**Description of the task:**
An acceptable answer repeats exactly the line with "Convert this screenshot" and each line after it through the end of the entries, and includes nothing else.
┌────────
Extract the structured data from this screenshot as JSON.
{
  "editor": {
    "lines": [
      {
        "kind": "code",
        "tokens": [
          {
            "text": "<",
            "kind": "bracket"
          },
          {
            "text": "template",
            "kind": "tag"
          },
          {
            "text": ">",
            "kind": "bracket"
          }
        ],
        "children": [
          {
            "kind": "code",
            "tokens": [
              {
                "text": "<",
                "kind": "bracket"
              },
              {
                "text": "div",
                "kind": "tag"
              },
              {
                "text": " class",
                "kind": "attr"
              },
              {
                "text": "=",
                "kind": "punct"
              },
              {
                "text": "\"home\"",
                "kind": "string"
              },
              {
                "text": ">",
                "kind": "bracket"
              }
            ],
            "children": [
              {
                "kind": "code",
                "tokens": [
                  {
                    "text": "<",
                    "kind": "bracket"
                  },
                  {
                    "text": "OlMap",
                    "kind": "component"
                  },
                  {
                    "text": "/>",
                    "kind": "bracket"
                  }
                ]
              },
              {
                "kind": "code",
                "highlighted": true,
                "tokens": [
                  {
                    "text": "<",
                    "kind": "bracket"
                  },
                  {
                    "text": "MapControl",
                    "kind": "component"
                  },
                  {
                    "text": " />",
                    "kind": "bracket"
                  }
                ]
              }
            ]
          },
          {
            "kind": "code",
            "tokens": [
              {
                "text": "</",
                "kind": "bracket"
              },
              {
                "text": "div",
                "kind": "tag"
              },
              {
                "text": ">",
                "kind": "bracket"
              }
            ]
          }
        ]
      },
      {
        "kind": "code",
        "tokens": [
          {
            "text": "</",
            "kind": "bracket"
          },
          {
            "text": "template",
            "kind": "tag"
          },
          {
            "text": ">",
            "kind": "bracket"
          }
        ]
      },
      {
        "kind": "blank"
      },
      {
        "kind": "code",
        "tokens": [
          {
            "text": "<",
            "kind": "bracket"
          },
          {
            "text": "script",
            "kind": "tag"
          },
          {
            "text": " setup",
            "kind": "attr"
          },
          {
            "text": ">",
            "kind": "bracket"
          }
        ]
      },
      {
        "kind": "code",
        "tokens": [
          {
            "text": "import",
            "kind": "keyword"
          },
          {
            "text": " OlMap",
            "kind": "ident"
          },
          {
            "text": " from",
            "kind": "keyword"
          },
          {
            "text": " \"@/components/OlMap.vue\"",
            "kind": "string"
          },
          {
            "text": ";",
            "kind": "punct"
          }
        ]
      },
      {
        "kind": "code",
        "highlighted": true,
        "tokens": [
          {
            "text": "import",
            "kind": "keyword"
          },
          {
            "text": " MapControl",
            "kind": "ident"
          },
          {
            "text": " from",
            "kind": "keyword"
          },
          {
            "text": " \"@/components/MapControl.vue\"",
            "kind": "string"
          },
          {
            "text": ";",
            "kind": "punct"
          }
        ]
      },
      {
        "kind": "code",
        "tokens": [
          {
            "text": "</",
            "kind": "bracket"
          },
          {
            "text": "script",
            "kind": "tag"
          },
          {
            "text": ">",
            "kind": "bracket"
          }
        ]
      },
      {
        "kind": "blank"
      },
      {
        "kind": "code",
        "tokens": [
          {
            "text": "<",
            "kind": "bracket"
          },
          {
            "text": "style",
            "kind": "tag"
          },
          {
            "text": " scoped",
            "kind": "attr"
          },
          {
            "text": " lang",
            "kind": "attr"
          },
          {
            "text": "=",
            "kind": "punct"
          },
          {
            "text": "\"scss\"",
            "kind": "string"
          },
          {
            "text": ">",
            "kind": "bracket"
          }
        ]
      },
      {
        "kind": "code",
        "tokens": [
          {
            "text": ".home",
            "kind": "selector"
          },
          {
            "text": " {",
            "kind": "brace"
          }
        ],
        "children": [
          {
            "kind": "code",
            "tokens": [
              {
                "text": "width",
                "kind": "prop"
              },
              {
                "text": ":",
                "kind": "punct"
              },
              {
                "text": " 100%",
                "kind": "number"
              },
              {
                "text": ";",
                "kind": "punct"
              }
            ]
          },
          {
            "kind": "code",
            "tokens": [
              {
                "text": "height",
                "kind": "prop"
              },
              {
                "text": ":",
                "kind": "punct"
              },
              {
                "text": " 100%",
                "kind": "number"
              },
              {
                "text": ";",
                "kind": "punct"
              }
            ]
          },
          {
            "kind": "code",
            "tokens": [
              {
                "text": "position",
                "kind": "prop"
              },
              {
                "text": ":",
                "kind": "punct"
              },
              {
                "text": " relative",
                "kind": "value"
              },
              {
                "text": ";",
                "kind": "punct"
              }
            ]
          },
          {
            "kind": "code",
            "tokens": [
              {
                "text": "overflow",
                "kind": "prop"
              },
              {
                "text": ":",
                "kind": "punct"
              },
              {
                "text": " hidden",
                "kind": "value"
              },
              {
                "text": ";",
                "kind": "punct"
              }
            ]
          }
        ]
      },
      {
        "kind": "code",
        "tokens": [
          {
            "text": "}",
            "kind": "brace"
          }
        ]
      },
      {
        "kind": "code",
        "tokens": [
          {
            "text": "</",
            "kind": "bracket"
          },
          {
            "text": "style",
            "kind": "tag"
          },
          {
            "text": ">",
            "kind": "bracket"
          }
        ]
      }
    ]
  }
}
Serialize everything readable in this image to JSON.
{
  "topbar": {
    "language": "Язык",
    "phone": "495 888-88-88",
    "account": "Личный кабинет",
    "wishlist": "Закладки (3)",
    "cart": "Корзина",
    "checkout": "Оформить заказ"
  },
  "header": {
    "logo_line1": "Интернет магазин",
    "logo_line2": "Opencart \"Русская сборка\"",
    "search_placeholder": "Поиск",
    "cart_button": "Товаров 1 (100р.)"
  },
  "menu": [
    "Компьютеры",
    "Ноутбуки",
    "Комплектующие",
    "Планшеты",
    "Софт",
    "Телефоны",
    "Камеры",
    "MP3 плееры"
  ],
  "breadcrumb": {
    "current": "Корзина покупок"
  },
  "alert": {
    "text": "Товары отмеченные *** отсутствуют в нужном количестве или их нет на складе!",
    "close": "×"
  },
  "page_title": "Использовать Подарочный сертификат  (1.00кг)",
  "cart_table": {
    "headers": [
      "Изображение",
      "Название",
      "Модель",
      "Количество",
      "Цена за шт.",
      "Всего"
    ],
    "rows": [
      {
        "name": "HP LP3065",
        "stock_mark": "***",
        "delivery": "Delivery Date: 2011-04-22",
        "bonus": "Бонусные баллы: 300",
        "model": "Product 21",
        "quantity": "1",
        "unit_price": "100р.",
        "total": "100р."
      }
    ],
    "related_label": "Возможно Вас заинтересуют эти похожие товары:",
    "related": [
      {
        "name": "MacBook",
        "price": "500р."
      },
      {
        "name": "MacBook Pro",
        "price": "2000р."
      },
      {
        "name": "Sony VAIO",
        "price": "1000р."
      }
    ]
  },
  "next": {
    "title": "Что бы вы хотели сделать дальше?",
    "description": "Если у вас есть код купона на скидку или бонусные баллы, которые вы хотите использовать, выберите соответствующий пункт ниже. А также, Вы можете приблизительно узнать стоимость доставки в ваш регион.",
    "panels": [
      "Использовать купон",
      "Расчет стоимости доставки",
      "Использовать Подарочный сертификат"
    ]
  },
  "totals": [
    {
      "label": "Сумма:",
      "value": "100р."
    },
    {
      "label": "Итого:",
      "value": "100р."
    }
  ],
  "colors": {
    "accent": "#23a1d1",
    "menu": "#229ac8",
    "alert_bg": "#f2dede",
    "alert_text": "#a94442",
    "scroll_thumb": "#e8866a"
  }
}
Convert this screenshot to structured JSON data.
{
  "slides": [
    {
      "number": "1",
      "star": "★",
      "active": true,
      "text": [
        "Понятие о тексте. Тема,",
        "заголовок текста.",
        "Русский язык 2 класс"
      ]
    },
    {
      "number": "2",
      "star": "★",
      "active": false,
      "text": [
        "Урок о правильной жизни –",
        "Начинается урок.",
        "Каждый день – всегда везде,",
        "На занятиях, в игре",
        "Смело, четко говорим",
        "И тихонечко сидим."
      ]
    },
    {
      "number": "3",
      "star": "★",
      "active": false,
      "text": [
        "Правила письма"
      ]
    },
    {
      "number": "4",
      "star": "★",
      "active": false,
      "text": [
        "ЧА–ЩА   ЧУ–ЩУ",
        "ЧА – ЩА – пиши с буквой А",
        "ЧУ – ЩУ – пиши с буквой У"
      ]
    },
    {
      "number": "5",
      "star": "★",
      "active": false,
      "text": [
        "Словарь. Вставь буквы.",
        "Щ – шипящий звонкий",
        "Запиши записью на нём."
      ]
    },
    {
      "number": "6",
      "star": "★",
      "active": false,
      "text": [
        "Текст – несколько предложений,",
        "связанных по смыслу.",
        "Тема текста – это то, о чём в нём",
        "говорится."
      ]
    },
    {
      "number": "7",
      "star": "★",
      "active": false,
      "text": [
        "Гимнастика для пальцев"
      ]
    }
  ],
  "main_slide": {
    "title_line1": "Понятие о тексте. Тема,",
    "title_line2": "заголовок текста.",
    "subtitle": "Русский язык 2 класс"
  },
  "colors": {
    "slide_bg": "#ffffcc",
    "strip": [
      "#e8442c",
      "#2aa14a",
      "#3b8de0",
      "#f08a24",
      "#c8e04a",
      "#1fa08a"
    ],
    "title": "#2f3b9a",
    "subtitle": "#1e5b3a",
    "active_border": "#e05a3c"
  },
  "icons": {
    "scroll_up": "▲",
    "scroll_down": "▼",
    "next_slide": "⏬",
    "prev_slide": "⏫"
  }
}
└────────
**Solution for this task:**
Convert this screenshot to structured JSON data.
{
  "slides": [
    {
      "number": "1",
      "star": "★",
      "active": true,
      "text": [
        "Понятие о тексте. Тема,",
        "заголовок текста.",
        "Русский язык 2 класс"
      ]
    },
    {
      "number": "2",
      "star": "★",
      "active": false,
      "text": [
        "Урок о правильной жизни –",
        "Начинается урок.",
        "Каждый день – всегда везде,",
        "На занятиях, в игре",
        "Смело, четко говорим",
        "И тихонечко сидим."
      ]
    },
    {
      "number": "3",
      "star": "★",
      "active": false,
      "text": [
        "Правила письма"
      ]
    },
    {
      "number": "4",
      "star": "★",
      "active": false,
      "text": [
        "ЧА–ЩА   ЧУ–ЩУ",
        "ЧА – ЩА – пиши с буквой А",
        "ЧУ – ЩУ – пиши с буквой У"
      ]
    },
    {
      "number": "5",
      "star": "★",
      "active": false,
      "text": [
        "Словарь. Вставь буквы.",
        "Щ – шипящий звонкий",
        "Запиши записью на нём."
      ]
    },
    {
      "number": "6",
      "star": "★",
      "active": false,
      "text": [
        "Текст – несколько предложений,",
        "связанных по смыслу.",
        "Тема текста – это то, о чём в нём",
        "говорится."
      ]
    },
    {
      "number": "7",
      "star": "★",
      "active": false,
      "text": [
        "Гимнастика для пальцев"
      ]
    }
  ],
  "main_slide": {
    "title_line1": "Понятие о тексте. Тема,",
    "title_line2": "заголовок текста.",
    "subtitle": "Русский язык 2 класс"
  },
  "colors": {
    "slide_bg": "#ffffcc",
    "strip": [
      "#e8442c",
      "#2aa14a",
      "#3b8de0",
      "#f08a24",
      "#c8e04a",
      "#1fa08a"
    ],
    "title": "#2f3b9a",
    "subtitle": "#1e5b3a",
    "active_border": "#e05a3c"
  },
  "icons": {
    "scroll_up": "▲",
    "scroll_down": "▼",
    "next_slide": "⏬",
    "prev_slide": "⏫"
  }
}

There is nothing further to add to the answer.